This week, let us address the elephant in the room. Or rather, the elephant’s son, daughter, brother, sister, nephew and niece!
Is the Hindi film industry largely a family business – or rather, a business dominated by families – making it far easier for relatives of those already ‘in’ to showcase themselves? And if so, to what extent does this trait prevent those not similarly blessed with these familial connections (i.e. the ‘outsiders’) to display their talents and make their careers?
The answer to the first question is a no-brainer – of course it is! Just scan the cast and crew listings of most major films released in any given year and you’ll agree that any discussion on that subject would be a very short one indeed.

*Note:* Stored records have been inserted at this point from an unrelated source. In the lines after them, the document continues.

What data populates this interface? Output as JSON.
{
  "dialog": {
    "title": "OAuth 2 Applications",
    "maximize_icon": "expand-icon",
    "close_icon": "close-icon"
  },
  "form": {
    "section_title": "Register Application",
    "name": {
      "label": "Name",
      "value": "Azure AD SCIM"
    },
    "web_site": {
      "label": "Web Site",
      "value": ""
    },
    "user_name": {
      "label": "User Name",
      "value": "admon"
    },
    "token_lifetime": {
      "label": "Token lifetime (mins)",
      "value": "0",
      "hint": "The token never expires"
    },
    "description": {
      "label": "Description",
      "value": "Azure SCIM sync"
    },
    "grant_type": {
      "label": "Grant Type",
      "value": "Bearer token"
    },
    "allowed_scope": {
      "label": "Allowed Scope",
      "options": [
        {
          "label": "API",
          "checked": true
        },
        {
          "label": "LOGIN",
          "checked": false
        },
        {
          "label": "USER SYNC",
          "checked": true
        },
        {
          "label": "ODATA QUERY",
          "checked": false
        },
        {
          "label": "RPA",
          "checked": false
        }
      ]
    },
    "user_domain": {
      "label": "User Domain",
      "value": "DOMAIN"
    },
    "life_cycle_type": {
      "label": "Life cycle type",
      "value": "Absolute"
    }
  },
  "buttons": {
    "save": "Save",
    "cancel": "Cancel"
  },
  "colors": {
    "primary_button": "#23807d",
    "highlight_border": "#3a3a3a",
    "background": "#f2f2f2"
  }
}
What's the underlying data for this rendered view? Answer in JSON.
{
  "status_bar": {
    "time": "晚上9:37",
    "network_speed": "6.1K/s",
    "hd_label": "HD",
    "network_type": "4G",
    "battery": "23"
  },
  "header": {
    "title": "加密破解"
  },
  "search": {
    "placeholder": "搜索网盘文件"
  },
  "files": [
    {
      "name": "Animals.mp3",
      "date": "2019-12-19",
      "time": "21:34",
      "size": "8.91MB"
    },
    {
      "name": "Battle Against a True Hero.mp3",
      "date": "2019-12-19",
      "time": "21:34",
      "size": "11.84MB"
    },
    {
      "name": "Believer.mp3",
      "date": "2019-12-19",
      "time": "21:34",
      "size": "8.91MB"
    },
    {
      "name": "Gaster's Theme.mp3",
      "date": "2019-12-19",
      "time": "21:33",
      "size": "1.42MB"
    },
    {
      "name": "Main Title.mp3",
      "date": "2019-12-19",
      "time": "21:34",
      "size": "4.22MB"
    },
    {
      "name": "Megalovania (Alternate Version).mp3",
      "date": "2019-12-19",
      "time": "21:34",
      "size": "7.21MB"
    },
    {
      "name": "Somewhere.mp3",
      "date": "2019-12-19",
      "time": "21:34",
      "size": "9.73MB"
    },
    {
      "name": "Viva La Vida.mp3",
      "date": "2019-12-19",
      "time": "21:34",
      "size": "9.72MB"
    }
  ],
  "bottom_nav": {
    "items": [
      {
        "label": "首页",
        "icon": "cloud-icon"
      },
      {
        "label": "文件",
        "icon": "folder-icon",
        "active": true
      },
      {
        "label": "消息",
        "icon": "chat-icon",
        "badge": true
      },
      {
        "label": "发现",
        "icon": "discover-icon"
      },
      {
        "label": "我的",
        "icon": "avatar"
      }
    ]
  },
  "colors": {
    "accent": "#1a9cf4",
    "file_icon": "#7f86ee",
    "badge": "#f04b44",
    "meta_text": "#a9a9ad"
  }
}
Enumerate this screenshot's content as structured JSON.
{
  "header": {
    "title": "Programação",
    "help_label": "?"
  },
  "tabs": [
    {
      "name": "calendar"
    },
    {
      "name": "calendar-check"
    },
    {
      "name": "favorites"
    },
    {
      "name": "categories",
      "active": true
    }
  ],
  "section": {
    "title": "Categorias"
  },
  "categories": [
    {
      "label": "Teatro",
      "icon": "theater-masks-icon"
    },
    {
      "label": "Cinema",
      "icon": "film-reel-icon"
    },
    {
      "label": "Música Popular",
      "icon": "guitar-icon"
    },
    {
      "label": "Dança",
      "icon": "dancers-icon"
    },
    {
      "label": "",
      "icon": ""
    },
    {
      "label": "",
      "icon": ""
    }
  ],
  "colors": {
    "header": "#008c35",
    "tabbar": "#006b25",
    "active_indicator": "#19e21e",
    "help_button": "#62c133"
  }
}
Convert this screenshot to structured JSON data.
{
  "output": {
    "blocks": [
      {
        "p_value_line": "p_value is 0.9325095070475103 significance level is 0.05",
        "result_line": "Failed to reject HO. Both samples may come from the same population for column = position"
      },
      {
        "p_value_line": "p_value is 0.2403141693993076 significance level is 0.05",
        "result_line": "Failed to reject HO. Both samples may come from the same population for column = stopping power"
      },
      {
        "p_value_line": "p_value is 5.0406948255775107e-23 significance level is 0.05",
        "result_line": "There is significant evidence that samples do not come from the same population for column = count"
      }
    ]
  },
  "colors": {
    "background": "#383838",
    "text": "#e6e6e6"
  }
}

What would perhaps make for a more substantial debate is the degree to which this ‘keeping-it-all-in-the-family’ nature of our business ultimately obstructs fresh, unconnected talent from breaking through. And just as the aforementioned examination of the personnel details of Hindi films on IMDB confirms the extent to which inter-related clans dominate the business, it also tells us that despite this seeming hegemony, there are many who come in from the cold, so to speak, and manage to not only establish themselves but also make it to the very top of the pile.
To further queer the pitch, let us not forget that virtually every patriarch or matriarch of a present day second- or third-generation film family was once himself, or herself, someone who managed to overcome the barriers restricting entry into a notoriously cloistered industry. So while the easier launch pad for Generation Next of a filmy family may point to the insularity of the industry, the preceding success that made it possible would actually make the opposite case.
The hereditary tradition of progenies following/inheriting their parents’ profession is an ancient and deeply ingrained practice that pervades across not only India but also the larger Indian subcontinent. Hence, the adage: ‘Lohar ka beta lohar, kumhar ka beta kumhar’ – an ironsmith’s son is an ironsmith, a potter’s son a potter. Indian cinema is by no means the only domain in which we witness bloodlines extending into the professional space. Indeed, the dominance of various dynasties is even more rampant in Indian politics and commerce.
However, a crucial difference separates the importance of family ties in Indian cinema vis-à-vis their role in the world of politics or in corporate boardrooms. Yes, your parent’s clout or the brand recognition of your surname may get you your first film, but ultimately, your fate will be decided in the most public and dispassionate of arenas – the box office. Your talent (or lack thereof) will be judged by a paying audience that wants its money’s worth and sure as hell will express its displeasure if it doesn’t get it. That is, if they do decide to make the trip to the cinema hall at all. If they don’t, that vote of no-confidence will be similarly resounding and as mortifyingly public.
In politics, on the other hand, it is far easier to rule by the sheer might of dynastic diktat, take credit for things that go right and be shielded from blame over missteps by finding scapegoats. And that, as we all know, is by no means a hypothetical construct! Similarly, the inheritor of a business family can seem much more capable than he or she really is by being surrounded by smart managerial talent that does all the heavy lifting while Mr Chairman or Ms Managing Director poses beatifically for pictures for the annual report.
Undoubtedly, our industry too offers scope for family members to be accommodated in non-essential roles and bestowed with fancy designations or onscreen credits. But when it comes to quite literally the business end of the matter– the names whose presence on posters green-lights projects or ensures a box office opening – cold economics prevails over sentimental genealogy.
We may also note that in many cases, unrelated producers clamour to launch scions of marquee names with a view to cashing in on brand recognition and audience curiosity. So to some extent, at least, the proliferation of film industry families can be attributed to supply meeting consumer demand. And though we had resolved to not use names in this note in order to retain focus on the principles of the debate rather than personalities, let’s make an exception by pointing out that two of our most exciting and successful young stars– Ranbir Kapoor and Alia Bhatt – haven’t done a single film for their home banners yet.
None of the foregoing should be perceived as a denial of the fact that nepotism exists in our industry, or as a discounting of the substantially tougher path to success for non-pedigreed aspirants. Our sole submission is that in the final analysis, true success – both in terms of magnitude as also longevity – for both groups of contenders boils down to the public acceptance of each individual’s own talents and merits.
Perhaps an analogy can be drawn with sporting tournaments wherein some teams get automatic entry by virtue of being hosts or through a wild card or on the basis of their previous accomplishments, while others have to qualify to get that chance. However, once the real battle starts, actual performance (and admittedly a dash of luck) is what dictates who emerges victorious.
So while it’s understandable that this debate periodically crops up on public forums, let’s not bother too much and just leave the task of separating the grain from the chaff to the ultimate judge, jury and executioner – the box office.
That, and that alone, will decide who makes it – be it the lanky corporate executive from Calcutta or the Delhi boy playing supporting roles on television or the martial arts-practicing chef from Bangkok; or someone who happens to be the son of a mildly successful producer or a semi-retired writer or an action director.